Sex, violence, & rock n' roll: Longitudinal effects of music on aggression, sex, and prosocial behavior during adolescence


Music, Media, Adolescence, Aggression, Prosocial behavior, Sex

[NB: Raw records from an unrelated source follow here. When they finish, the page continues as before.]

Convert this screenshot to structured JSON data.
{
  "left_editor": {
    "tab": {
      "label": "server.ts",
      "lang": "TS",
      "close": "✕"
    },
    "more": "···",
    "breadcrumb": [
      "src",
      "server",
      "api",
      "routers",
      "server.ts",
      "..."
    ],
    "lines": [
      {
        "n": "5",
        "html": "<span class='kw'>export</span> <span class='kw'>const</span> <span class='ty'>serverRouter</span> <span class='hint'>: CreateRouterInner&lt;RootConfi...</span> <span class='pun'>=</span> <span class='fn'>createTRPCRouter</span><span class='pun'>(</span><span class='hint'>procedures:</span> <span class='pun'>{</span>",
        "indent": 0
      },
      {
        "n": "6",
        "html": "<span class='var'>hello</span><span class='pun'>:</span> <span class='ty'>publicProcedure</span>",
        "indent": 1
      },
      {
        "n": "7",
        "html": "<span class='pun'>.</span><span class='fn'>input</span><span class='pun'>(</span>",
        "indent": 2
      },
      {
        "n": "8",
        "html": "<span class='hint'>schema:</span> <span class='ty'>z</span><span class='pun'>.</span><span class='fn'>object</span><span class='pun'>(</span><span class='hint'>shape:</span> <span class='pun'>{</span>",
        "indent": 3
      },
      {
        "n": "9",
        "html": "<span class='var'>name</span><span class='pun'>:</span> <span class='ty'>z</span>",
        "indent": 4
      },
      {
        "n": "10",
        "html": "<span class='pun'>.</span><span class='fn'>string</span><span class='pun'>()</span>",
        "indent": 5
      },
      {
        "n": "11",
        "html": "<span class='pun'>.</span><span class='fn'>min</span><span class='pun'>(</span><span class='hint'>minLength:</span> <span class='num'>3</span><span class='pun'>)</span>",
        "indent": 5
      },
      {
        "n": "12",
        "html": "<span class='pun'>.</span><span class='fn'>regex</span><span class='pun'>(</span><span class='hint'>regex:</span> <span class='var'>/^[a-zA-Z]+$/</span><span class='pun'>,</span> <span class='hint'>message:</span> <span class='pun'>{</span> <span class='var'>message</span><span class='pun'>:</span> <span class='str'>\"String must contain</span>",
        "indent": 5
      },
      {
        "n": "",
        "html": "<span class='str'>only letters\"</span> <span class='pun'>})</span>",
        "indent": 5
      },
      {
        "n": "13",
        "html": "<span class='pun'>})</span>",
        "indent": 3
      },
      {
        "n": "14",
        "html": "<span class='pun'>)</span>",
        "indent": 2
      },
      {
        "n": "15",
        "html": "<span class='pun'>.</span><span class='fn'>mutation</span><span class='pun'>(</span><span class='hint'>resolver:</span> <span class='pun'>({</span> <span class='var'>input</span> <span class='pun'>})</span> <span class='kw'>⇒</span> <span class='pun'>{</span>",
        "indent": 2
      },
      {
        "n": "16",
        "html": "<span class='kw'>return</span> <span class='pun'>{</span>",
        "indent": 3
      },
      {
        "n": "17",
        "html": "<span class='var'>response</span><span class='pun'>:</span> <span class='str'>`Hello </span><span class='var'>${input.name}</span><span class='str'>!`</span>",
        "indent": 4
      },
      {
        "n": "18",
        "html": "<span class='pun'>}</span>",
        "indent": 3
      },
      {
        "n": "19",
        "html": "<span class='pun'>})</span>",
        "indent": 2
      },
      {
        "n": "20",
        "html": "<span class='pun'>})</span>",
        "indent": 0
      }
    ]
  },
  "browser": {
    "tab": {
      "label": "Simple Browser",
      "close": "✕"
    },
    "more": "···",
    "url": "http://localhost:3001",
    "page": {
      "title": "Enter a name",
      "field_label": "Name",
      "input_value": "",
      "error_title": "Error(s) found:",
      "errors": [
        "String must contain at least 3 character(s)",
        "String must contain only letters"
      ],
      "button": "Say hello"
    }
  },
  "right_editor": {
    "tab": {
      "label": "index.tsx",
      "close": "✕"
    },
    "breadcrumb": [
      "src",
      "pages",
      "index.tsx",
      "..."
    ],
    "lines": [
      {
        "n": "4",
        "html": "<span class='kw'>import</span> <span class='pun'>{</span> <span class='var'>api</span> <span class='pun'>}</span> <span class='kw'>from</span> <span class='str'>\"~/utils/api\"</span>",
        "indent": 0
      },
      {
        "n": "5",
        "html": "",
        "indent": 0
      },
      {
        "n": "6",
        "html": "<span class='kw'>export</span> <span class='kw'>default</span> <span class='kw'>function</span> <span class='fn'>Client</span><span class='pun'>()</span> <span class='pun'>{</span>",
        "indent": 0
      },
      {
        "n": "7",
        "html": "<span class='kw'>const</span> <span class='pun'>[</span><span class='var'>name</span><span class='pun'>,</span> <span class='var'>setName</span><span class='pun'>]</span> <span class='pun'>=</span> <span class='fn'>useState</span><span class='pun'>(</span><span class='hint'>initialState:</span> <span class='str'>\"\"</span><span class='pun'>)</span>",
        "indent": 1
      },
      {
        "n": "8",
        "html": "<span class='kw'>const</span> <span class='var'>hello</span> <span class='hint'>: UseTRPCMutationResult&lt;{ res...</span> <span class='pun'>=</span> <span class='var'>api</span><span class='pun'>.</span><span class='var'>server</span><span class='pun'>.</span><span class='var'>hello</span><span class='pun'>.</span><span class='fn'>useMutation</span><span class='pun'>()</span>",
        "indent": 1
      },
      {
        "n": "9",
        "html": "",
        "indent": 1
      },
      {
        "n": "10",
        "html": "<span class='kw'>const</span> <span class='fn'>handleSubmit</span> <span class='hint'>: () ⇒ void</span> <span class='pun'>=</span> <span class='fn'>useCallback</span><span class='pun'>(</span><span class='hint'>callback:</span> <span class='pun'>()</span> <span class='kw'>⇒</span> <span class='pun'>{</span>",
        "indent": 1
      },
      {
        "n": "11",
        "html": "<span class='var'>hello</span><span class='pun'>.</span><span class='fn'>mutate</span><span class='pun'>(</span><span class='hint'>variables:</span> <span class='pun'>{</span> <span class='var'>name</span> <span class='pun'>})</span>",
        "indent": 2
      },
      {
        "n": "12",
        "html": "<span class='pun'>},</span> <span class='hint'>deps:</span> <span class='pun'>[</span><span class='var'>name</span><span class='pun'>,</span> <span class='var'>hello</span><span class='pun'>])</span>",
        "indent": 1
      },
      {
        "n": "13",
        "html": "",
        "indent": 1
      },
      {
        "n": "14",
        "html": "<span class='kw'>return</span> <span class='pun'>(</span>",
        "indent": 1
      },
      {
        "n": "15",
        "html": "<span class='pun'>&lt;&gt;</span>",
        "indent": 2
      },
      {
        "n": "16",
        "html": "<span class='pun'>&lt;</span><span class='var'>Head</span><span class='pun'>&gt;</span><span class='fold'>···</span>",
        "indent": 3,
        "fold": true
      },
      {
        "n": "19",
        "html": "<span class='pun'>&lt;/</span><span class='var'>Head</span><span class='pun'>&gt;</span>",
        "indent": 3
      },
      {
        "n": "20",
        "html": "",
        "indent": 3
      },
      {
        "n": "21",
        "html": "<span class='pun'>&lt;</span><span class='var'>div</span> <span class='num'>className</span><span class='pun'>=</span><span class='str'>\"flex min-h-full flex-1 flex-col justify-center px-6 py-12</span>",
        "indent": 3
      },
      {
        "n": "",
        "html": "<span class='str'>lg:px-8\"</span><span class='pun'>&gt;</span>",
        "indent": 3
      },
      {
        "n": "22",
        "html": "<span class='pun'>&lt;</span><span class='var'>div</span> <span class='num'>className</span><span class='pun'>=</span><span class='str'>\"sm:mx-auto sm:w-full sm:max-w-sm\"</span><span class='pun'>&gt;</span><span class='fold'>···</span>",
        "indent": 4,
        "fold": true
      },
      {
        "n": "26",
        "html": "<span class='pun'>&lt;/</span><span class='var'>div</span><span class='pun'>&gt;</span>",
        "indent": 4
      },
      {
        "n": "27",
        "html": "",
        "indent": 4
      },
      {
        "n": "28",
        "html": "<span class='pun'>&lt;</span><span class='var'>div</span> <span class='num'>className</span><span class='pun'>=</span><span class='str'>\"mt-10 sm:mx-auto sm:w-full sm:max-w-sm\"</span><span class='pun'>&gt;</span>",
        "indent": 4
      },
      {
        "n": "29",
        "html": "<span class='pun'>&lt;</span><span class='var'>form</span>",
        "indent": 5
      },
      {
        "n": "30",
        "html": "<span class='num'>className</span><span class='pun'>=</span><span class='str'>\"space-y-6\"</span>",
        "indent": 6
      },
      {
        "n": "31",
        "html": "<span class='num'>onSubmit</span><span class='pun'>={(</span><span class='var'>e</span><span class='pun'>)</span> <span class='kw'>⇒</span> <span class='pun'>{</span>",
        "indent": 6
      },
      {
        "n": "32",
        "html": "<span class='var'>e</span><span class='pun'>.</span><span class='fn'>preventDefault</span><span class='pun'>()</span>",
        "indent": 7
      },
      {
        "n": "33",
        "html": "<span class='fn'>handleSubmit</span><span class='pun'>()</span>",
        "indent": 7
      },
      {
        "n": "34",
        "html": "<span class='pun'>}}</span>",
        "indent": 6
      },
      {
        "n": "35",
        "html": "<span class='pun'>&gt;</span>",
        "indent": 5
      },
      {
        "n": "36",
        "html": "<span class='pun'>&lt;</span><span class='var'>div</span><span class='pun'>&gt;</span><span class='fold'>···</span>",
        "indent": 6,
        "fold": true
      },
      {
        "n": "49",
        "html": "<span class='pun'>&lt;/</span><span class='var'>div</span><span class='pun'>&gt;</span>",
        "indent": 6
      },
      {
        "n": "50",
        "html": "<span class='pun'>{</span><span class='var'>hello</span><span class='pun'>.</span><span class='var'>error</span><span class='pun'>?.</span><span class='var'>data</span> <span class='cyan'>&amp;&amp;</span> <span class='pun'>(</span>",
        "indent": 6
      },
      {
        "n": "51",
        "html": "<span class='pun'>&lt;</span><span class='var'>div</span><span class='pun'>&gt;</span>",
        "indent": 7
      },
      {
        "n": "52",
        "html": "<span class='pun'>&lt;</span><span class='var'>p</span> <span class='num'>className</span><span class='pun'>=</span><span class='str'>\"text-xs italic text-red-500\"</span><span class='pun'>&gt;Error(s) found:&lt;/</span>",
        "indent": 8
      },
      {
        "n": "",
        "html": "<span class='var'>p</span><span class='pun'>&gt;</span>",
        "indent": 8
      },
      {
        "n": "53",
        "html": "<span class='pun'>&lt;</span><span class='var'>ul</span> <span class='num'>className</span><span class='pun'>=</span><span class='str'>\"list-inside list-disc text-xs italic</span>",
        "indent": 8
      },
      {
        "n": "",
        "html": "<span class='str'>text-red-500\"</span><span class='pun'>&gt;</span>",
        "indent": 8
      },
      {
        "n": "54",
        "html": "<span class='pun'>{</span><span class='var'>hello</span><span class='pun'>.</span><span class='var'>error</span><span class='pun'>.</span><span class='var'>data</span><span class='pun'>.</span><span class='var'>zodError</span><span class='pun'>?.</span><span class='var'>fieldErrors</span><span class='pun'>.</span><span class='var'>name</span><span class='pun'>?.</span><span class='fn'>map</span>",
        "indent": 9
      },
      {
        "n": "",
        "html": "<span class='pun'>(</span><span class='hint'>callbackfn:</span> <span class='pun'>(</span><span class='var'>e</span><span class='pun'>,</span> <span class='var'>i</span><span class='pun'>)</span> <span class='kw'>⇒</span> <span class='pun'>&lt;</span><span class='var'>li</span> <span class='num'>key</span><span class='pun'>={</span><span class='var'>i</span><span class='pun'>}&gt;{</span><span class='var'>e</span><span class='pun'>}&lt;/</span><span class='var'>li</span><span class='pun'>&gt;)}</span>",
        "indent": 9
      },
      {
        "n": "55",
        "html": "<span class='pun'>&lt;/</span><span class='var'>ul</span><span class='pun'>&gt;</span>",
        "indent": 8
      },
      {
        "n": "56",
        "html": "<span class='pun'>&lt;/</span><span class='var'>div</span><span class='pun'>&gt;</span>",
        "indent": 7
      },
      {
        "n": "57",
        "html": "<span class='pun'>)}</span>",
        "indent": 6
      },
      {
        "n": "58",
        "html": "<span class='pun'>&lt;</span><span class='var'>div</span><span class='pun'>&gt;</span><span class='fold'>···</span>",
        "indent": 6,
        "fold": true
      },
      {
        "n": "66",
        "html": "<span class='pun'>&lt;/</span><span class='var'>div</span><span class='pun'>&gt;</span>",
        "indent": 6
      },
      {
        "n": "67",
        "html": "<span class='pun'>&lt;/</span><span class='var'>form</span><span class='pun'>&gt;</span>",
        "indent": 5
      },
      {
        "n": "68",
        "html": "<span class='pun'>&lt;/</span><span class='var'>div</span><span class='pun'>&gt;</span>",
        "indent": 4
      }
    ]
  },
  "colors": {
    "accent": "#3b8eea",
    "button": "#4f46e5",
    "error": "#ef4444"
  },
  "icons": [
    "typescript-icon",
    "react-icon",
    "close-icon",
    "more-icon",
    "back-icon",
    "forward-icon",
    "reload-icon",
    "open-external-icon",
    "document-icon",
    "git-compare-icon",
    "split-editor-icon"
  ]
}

The current study examined longitudinal associations between listening to aggression, sex, and prosocial behavior in music on a number of behavioral outcomes across a one-year period during adolescence. Adolescents (N = 548, M age = 15.32, 52% female) completed a number of questionnaires on musical preferences, general media use, aggression, sexual outcomes, and prosocial behavior at two different time points separated by about one year. Using structural equation modeling to analyze the data, results revealed that listening to aggression in music was associated with increased aggression and decreased prosocial behavior over time, even when controlling for initial levels of these behaviors. Listening to sexual content in music was associated with earlier initiation of sexual intercourse and a trend for a higher number of sexual partners (reported at Time 2). Prosocial behavior in music was not associated with any behavioral outcome longitudinally. Collectively, these results suggest that listening to certain types of content in music can have a longitudinal effect on behavior during adolescence.

Original Publication Citation

Coyne, S. M., & Padilla-Walker, L. M. (2015). Sex, violence, & rock n’ roll: Longitudinal effects of music on aggression, sex, and prosocial behaviour during adolescence. Journal of Adolescence, 41, 96-104.

Document Type

Peer-Reviewed Article

Publication Date


Permanent URL


Journal of Adolescence




Family, Home, and Social Sciences


Family Life

University Standing at Time of Publication

Full Professor